TASK TO CARRY OUT:
Filter the lines below, copying only those with the string "JSON".

[App and web page records]

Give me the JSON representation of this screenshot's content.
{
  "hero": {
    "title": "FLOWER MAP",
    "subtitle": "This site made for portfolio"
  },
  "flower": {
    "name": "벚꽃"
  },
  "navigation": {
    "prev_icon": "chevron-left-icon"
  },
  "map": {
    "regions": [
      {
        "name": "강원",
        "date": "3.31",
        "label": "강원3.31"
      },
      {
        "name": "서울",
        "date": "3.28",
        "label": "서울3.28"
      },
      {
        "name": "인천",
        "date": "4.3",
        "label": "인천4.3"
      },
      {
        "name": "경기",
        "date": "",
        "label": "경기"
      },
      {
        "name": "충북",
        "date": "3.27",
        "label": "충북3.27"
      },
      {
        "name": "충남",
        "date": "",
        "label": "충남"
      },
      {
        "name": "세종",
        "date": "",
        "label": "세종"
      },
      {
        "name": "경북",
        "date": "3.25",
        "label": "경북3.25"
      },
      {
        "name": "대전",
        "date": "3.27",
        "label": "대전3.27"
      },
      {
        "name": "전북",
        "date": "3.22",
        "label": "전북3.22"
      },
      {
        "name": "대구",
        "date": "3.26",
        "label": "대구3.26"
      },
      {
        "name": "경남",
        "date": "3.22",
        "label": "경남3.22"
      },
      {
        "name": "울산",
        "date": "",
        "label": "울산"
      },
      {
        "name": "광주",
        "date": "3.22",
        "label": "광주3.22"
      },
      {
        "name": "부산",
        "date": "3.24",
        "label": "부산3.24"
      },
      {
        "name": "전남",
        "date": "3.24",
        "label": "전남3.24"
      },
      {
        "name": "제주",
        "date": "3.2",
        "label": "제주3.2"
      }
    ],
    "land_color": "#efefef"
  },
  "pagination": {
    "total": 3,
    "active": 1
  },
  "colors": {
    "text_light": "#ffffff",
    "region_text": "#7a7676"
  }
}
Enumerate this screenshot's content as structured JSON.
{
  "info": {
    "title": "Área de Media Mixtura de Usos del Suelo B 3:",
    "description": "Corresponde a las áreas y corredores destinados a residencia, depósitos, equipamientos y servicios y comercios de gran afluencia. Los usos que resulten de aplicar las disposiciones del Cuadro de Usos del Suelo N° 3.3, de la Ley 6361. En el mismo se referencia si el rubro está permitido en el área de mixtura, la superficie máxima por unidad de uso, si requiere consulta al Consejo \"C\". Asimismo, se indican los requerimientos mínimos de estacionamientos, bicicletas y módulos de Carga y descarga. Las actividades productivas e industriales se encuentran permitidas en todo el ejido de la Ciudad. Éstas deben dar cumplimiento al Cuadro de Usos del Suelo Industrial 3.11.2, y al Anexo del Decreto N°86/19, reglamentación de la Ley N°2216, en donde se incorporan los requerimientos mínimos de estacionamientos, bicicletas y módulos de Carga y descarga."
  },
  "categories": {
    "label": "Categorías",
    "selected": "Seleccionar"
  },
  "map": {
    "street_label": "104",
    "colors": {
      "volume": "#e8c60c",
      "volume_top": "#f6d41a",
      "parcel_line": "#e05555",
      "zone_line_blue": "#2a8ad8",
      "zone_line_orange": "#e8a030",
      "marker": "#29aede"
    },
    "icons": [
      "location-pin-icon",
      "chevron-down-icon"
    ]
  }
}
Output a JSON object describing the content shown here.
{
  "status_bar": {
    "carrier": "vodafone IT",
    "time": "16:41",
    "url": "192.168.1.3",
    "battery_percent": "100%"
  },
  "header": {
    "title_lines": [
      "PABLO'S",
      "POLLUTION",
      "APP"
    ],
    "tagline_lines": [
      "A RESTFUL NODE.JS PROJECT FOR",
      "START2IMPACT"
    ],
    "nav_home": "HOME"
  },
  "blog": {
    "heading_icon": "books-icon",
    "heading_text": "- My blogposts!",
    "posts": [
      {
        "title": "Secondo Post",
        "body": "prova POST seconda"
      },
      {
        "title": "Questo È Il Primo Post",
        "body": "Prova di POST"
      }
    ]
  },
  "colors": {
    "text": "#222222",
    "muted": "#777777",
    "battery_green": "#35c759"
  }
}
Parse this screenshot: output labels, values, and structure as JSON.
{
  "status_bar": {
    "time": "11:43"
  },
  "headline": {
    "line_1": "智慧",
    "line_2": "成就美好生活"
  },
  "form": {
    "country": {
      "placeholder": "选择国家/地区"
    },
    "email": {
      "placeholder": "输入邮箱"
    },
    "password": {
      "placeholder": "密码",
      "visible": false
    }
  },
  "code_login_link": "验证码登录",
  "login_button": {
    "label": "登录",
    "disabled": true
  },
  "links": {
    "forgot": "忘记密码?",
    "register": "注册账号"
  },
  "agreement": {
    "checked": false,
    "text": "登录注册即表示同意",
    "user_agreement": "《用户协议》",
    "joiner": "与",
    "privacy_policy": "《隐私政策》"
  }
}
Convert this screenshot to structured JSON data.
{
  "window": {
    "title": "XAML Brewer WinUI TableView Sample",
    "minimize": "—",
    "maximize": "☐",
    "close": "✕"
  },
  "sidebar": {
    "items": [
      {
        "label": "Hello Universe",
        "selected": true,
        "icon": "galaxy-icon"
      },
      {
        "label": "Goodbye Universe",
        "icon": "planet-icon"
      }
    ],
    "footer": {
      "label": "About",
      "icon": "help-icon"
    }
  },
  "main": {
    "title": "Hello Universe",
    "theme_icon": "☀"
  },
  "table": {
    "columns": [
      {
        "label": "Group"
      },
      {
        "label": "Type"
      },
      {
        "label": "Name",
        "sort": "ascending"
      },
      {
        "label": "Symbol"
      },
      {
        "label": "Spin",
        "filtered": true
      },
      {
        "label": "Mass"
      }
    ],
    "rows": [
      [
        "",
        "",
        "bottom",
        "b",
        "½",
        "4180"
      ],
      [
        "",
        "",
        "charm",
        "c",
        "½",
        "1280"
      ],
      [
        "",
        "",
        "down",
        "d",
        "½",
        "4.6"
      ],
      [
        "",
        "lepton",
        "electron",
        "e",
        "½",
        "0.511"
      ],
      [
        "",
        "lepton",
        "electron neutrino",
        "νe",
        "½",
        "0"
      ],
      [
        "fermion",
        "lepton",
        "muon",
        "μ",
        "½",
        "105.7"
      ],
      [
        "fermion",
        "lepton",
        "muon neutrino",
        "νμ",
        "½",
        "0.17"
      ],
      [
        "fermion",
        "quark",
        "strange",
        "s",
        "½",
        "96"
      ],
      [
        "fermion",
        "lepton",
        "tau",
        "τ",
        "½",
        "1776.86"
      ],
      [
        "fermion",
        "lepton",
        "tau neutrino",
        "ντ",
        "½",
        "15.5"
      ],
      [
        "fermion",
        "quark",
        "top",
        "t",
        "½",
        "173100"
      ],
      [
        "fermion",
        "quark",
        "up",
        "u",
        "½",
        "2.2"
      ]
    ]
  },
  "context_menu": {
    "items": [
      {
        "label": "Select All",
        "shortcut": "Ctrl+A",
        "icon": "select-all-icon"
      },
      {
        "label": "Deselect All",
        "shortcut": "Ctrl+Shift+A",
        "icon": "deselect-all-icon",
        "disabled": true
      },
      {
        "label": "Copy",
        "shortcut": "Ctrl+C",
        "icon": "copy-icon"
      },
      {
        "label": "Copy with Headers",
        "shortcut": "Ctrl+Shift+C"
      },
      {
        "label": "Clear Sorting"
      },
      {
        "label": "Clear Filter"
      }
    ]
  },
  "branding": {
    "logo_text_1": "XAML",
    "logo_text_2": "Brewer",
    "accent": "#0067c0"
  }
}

ANSWER FOR THIS EXERCISE:
Give me the JSON representation of this screenshot's content.
Enumerate this screenshot's content as structured JSON.
Output a JSON object describing the content shown here.
Parse this screenshot: output labels, values, and structure as JSON.
Convert this screenshot to structured JSON data.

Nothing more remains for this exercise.